Material provided START

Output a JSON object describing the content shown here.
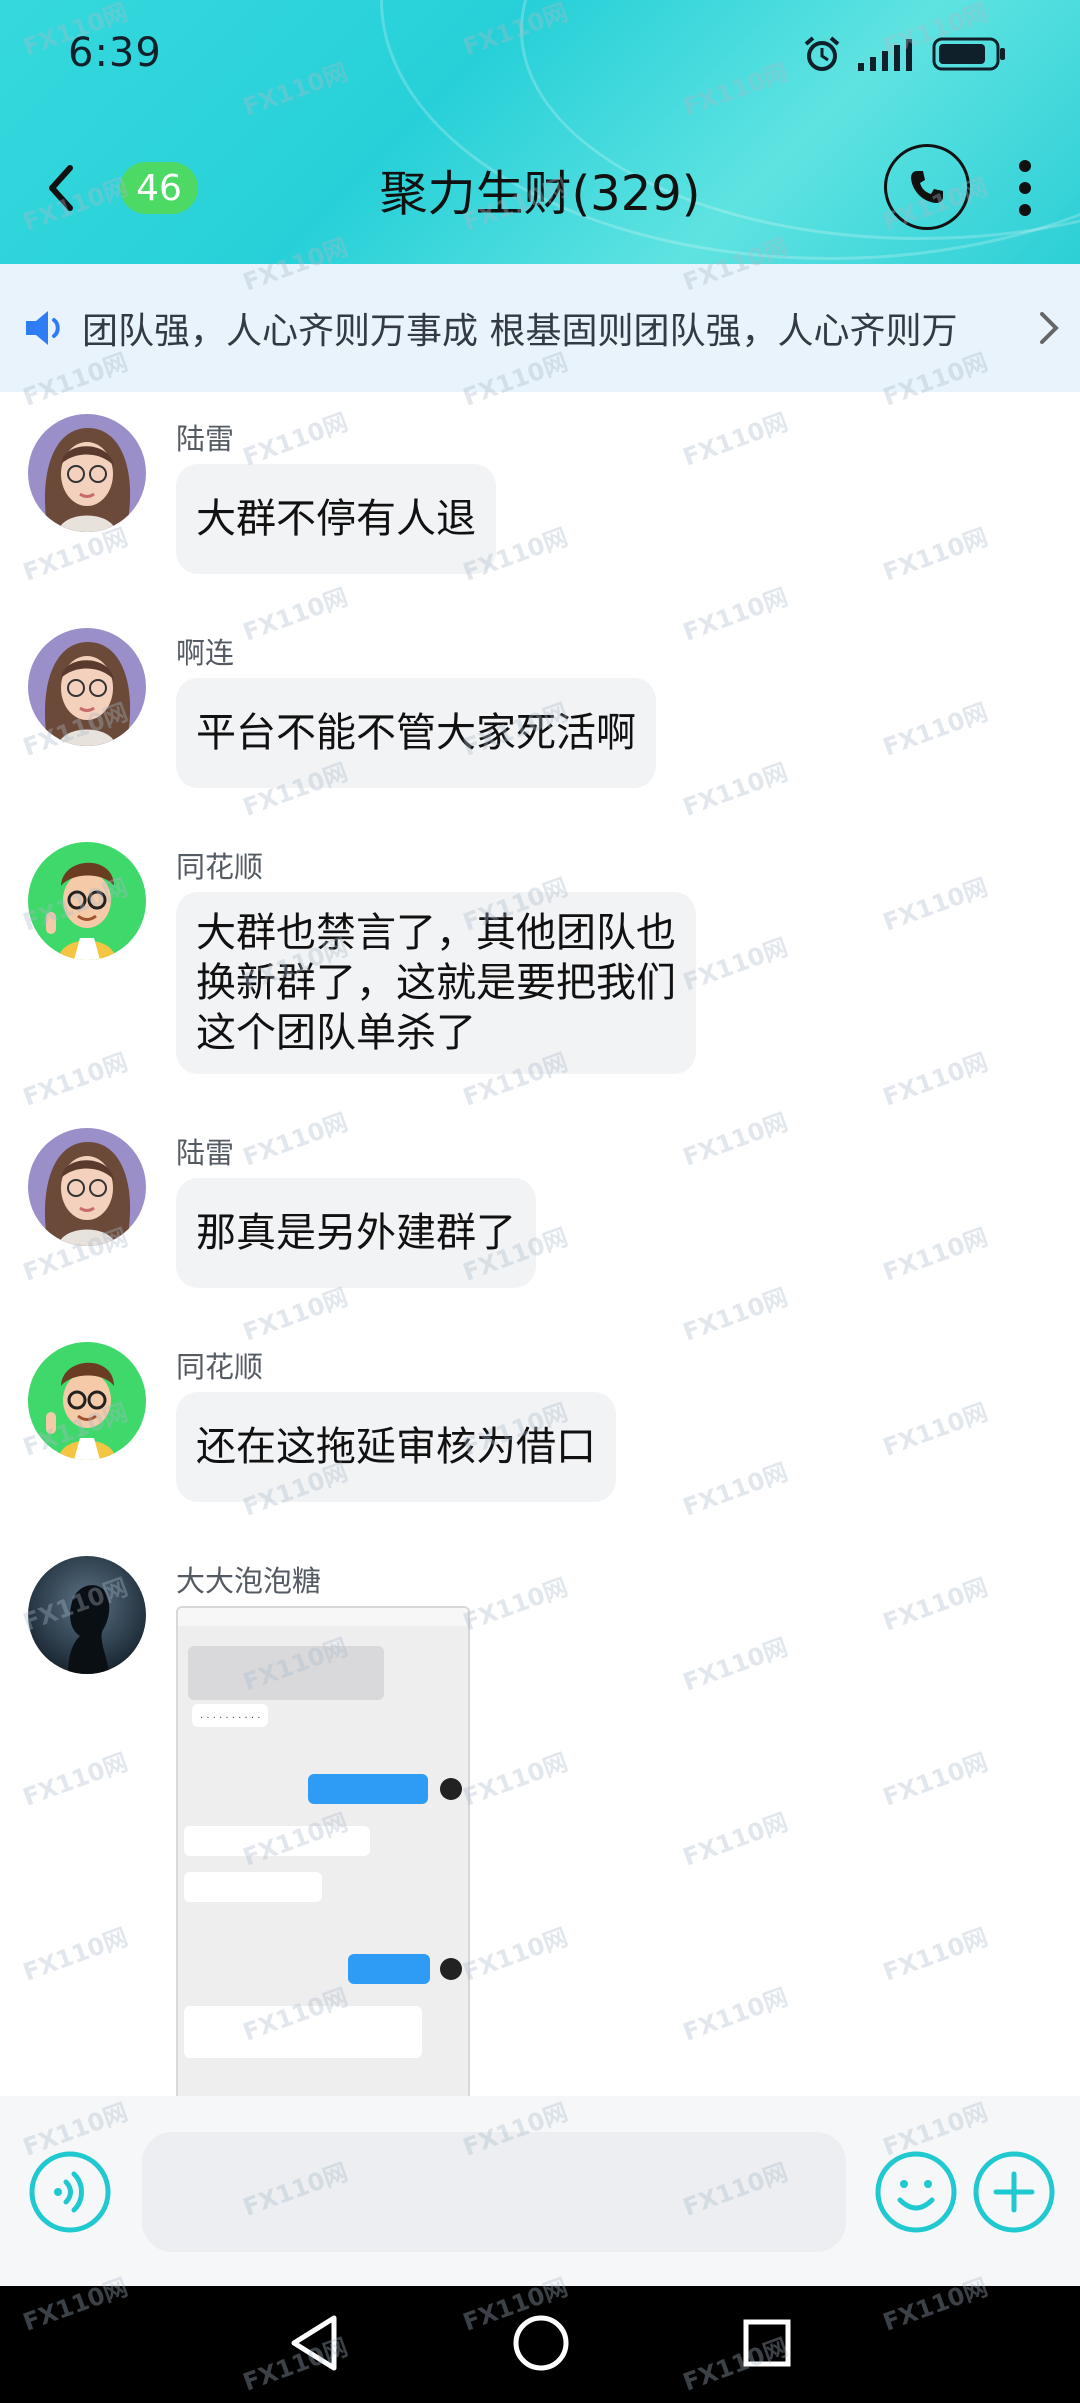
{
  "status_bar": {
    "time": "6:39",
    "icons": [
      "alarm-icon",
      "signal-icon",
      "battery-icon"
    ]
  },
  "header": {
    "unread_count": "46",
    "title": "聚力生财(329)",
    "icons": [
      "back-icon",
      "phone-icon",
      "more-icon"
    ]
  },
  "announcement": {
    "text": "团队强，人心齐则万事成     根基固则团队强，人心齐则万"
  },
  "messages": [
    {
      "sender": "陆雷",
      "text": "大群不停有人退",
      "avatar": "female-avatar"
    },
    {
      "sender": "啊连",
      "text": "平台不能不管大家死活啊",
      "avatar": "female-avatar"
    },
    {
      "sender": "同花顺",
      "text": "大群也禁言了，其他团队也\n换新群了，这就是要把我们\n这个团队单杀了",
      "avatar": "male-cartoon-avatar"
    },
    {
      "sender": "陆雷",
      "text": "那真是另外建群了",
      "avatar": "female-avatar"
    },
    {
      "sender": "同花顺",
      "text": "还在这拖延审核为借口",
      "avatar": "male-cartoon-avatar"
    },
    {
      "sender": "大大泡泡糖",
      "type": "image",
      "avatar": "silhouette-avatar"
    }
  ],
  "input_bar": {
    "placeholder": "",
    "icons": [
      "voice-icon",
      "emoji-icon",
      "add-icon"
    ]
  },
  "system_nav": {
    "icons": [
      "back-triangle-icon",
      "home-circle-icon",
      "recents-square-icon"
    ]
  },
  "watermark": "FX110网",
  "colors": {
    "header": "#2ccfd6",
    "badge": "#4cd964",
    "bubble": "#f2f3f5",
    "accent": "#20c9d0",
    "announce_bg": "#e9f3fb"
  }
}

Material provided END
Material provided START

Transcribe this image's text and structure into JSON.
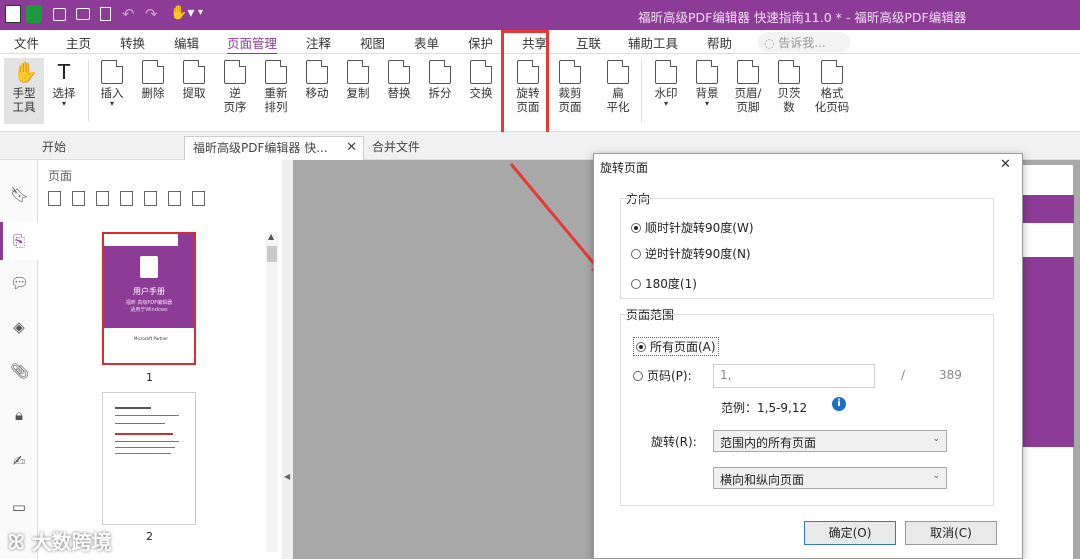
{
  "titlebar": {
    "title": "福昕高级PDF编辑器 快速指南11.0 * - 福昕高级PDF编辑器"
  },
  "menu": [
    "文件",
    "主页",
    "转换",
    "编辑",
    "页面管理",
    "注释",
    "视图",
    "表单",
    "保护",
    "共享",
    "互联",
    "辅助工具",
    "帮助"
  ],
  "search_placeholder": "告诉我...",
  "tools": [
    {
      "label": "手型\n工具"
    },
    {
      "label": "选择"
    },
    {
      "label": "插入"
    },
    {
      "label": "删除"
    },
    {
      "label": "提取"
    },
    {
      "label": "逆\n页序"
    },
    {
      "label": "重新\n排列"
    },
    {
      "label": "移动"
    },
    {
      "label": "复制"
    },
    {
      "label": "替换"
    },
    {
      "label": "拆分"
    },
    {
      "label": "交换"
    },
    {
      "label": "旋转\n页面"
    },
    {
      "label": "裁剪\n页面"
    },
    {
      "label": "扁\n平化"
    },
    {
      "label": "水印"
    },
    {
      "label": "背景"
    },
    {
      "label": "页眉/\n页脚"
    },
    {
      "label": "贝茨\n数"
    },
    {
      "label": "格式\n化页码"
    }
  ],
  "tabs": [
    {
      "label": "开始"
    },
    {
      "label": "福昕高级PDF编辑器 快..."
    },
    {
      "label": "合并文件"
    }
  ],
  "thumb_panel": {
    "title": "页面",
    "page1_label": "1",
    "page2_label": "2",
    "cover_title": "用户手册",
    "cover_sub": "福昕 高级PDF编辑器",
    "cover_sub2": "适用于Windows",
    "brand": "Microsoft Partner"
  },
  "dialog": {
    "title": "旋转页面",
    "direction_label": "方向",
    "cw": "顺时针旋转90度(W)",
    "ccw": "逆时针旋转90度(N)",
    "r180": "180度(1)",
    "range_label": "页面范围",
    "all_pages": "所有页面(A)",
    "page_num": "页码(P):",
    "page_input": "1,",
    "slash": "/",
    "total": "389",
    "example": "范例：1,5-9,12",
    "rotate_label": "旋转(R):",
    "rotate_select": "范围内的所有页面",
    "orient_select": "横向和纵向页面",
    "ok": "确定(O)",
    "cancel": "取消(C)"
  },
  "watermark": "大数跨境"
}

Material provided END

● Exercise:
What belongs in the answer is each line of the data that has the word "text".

● Answer:
    "text": "团队强，人心齐则万事成     根基固则团队强，人心齐则万"
      "text": "大群不停有人退",
      "text": "平台不能不管大家死活啊",
      "text": "大群也禁言了，其他团队也\n换新群了，这就是要把我们\n这个团队单杀了",
      "text": "那真是另外建群了",
      "text": "还在这拖延审核为借口",
Transcribe this image's text and structure into JSON.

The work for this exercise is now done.